Old 06-18-2019, 03:45 AM
Super Member
WMUTeach's Avatar
Join Date: Dec 2010
Location: Portage, Michigan
Posts: 4,064

Over time I have discovered the sizes of scraps that I use most frequently. So I cut all my random scraps in 2.5 strips, 5 in squares and 10 in squares. For me, anything less than 2.5 goes into my bag to be used for dog beds for ASPCA. I do not try to tackle the whole pile of scraps all at one sitting, but from time to time I will press and cut for an afternoon and put the pieces in labled clear shoebox sized bins. I love diving in and pulling out color ways or just creating a purely scrappy quilt from my little pieces.

If you know what size you lean toward, cut your scraps in that size. It saves you time and is satisfying to use later on.
WMUTeach is offline  
Old 06-18-2019, 06:52 AM
Junior Member
SooBDo's Avatar
Join Date: Oct 2011
Location: Seward, AK
Posts: 153

Welcome to the board! I've come to a place where I think I've got a handle on it! That could, of course, change at any moment. I started with Bonnie Hunter's way of dealing with scraps. I've moved to Gudrun Erla's way of cutting up scraps, which I like. Then, I make it a point to shop my stash first. Also, donate, donate, donate. Our P.E.O. garage sale has fabric for sale to bless others.
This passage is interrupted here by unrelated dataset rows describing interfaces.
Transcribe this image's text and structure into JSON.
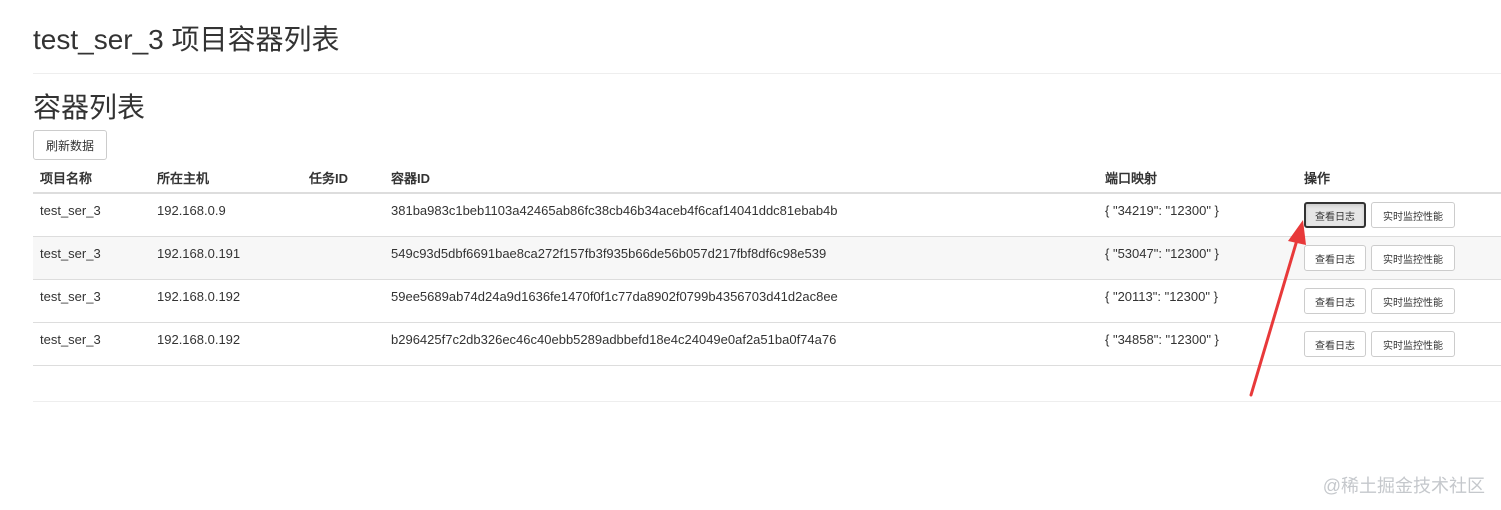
{
  "page": {
    "title": "test_ser_3 项目容器列表",
    "section_title": "容器列表",
    "refresh_label": "刷新数据"
  },
  "table": {
    "headers": {
      "project": "项目名称",
      "host": "所在主机",
      "task_id": "任务ID",
      "container_id": "容器ID",
      "port_mapping": "端口映射",
      "actions": "操作"
    },
    "rows": [
      {
        "project": "test_ser_3",
        "host": "192.168.0.9",
        "task_id": "",
        "container_id": "381ba983c1beb1103a42465ab86fc38cb46b34aceb4f6caf14041ddc81ebab4b",
        "port_mapping": "{ \"34219\": \"12300\" }",
        "log_label": "查看日志",
        "monitor_label": "实时监控性能"
      },
      {
        "project": "test_ser_3",
        "host": "192.168.0.191",
        "task_id": "",
        "container_id": "549c93d5dbf6691bae8ca272f157fb3f935b66de56b057d217fbf8df6c98e539",
        "port_mapping": "{ \"53047\": \"12300\" }",
        "log_label": "查看日志",
        "monitor_label": "实时监控性能"
      },
      {
        "project": "test_ser_3",
        "host": "192.168.0.192",
        "task_id": "",
        "container_id": "59ee5689ab74d24a9d1636fe1470f0f1c77da8902f0799b4356703d41d2ac8ee",
        "port_mapping": "{ \"20113\": \"12300\" }",
        "log_label": "查看日志",
        "monitor_label": "实时监控性能"
      },
      {
        "project": "test_ser_3",
        "host": "192.168.0.192",
        "task_id": "",
        "container_id": "b296425f7c2db326ec46c40ebb5289adbbefd18e4c24049e0af2a51ba0f74a76",
        "port_mapping": "{ \"34858\": \"12300\" }",
        "log_label": "查看日志",
        "monitor_label": "实时监控性能"
      }
    ]
  },
  "watermark": "@稀土掘金技术社区",
  "colors": {
    "arrow": "#e8393a",
    "stripe": "#f7f7f7",
    "border": "#dddddd"
  }
}
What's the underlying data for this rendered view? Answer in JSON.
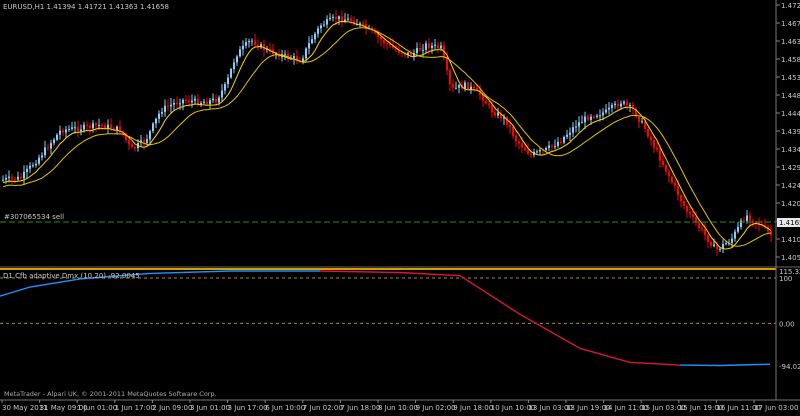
{
  "main_chart": {
    "header": "EURUSD,H1  1.41394 1.41721 1.41363 1.41658",
    "price_axis_labels": [
      "1.47265",
      "1.46760",
      "1.46300",
      "1.45830",
      "1.45350",
      "1.44870",
      "1.44400",
      "1.43920",
      "1.43450",
      "1.42970",
      "1.42490",
      "1.42020",
      "1.41540",
      "1.41070",
      "1.40590"
    ],
    "price_range": [
      1.4059,
      1.47265
    ],
    "order_line": {
      "label": "#307065534 sell",
      "price": 1.4164
    },
    "current_price": "1.41658",
    "colors": {
      "bull": "#87cefa",
      "bear": "#ff0000",
      "ma": "#ffd700",
      "order_line": "#1f8f1f"
    }
  },
  "indicator_panel": {
    "header": "D1 Cfb adaptive Dmx (10,20) -92.0045",
    "axis_labels": [
      "115.327",
      "100",
      "0.00",
      "-94.0286"
    ],
    "range": [
      -94.0286,
      115.327
    ],
    "levels": [
      100,
      0
    ],
    "colors": {
      "rising": "#1e90ff",
      "falling": "#dc143c",
      "level": "#b8860b"
    }
  },
  "time_axis": [
    "30 May 2011",
    "31 May 09:00",
    "1 Jun 01:00",
    "1 Jun 17:00",
    "2 Jun 09:00",
    "3 Jun 01:00",
    "3 Jun 17:00",
    "6 Jun 10:00",
    "7 Jun 02:00",
    "7 Jun 18:00",
    "8 Jun 10:00",
    "9 Jun 02:00",
    "9 Jun 18:00",
    "10 Jun 10:00",
    "13 Jun 03:00",
    "13 Jun 19:00",
    "14 Jun 11:00",
    "15 Jun 03:00",
    "15 Jun 19:00",
    "16 Jun 11:00",
    "17 Jun 03:00"
  ],
  "footer": "MetaTrader - Alpari UK, © 2001-2011 MetaQuotes Software Corp."
}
The proceeds go to programs to help women with educational needs. We'll see what tomorrow brings!

Last edited by QuiltnNan; 06-18-2019 at 07:24 AM. Reason: shouting/all caps
SooBDo is offline  
Old 06-18-2019, 07:13 AM
Power Poster
sewbizgirl's Avatar
Join Date: Oct 2010
Location: Mississippi
Posts: 21,630

As you see, everyone has their own ideas about scraps.

When you get around to making something with them, here is a great collection of free patterns for scrap quilts: (scroll down a bit)

If your scraps are not yet cut into usable size pieces, it helps to have a pattern in mind before you cut.
sewbizgirl is offline  
Related Topics
Thread Starter
Last Post
11-26-2018 09:34 AM
10-19-2015 06:30 PM
02-07-2014 06:38 PM
Links and Resources
07-27-2011 07:29 PM

Posting Rules
You may not post new threads
You may not post replies
You may not post attachments
You may not edit your posts

BB code is On
Smilies are On
[IMG] code is On
HTML code is Off
Trackbacks are Off
Pingbacks are Off
Refbacks are Off

FREE Quilting Newsletter

SEO by vBSEO ©2011, Crawlability, Inc.